Sense of "a printed publication" (later especially a newspaper) is from 1560s. The meaning "printed lettering" is from 1620s; print-hand "print-like handwriting" is from 1650s. The sense of "picture or design from a block or plate" is attested from 1660s. Meaning "piece of printed cloth or fabric" is from 1756. The photographic sense is by 1853.
In Middle English, stigmata were called precious prentes of crist; to perceiven the print of sight was "to feel (someone's) gaze." Out of print "no longer to be had from the publisher" is from 1670s (to be in print "in printed form" is recorded from late 15c.). Print journalism attested from 1962, as distinguished from the television variety.
the modern English word is a merger of two words, both in Middle English as quashen, from two unrelated Latin verbs.
1. "to suppress, overcome" (mid-13c.); "to make void, annul, nullify, veto" (mid-14c.), from Old French quasser, quassier, casser "to annul, declare void," and directly from Medieval Latin quassare, alteration of Late Latin cassare, from cassus "null, void, empty" (from extended form of PIE root *kes- "to cut"). The meaning "subdue, put down summarily" is from c. 1600.
2. "to break, crush, beat to pieces" early 14c., from Old French quasser, casser "to break, smash, destroy; maltreat, injure, harm, weaken," from Latin quassare "to shatter, shake or toss violently," frequentative of quatere (past participle quassus) "to shake," from PIE root *kwet- "to shake" (source also of Greek passein "to sprinkle," Lithuanian kutėti "to shake up," Old Saxon skuddian "to move violently," German schütteln "to shake," Old English scudan "to hasten").
In Medieval Latin, quassare often was used for cassare, and in later French the form of both words is casser.
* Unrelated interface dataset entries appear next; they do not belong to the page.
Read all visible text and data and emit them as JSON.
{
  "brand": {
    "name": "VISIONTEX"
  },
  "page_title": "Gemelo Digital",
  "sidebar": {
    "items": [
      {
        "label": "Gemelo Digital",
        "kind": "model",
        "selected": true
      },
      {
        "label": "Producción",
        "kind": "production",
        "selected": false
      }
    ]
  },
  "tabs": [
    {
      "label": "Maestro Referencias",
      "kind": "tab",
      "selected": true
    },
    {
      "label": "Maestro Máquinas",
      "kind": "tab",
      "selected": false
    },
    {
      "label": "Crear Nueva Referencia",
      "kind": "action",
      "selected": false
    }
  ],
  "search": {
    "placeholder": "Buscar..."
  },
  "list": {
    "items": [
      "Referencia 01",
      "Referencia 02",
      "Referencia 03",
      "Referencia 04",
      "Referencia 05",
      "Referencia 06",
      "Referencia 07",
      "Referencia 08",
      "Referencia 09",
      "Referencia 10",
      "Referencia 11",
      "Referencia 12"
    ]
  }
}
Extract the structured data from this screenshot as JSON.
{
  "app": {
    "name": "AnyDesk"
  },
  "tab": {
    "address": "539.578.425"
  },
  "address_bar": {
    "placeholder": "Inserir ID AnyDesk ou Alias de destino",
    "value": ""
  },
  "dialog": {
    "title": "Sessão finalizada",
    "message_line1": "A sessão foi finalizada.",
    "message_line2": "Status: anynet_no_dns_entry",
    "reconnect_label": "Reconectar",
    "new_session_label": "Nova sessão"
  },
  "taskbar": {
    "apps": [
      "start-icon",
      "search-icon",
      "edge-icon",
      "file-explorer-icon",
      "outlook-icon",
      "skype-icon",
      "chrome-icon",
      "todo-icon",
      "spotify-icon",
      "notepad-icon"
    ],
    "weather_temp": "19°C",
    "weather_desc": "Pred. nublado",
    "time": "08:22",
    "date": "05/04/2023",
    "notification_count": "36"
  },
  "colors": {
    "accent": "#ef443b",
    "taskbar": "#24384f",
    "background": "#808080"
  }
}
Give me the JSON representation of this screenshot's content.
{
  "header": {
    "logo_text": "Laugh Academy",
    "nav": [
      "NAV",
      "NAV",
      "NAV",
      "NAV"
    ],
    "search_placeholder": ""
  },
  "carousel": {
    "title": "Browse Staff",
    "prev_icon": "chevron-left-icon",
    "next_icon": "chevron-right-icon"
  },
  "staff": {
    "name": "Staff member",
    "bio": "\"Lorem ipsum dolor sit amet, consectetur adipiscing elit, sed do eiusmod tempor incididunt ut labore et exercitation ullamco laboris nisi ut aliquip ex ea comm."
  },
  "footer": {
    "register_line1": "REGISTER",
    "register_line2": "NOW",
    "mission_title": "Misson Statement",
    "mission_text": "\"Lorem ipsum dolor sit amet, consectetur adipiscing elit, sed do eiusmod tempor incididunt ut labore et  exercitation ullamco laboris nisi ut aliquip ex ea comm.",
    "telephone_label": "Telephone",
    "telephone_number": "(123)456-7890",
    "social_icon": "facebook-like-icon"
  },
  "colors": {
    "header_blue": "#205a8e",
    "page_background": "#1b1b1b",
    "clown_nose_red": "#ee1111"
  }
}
The words in English now are somewhat, or entirely, fused. Related: Quashed; quashing.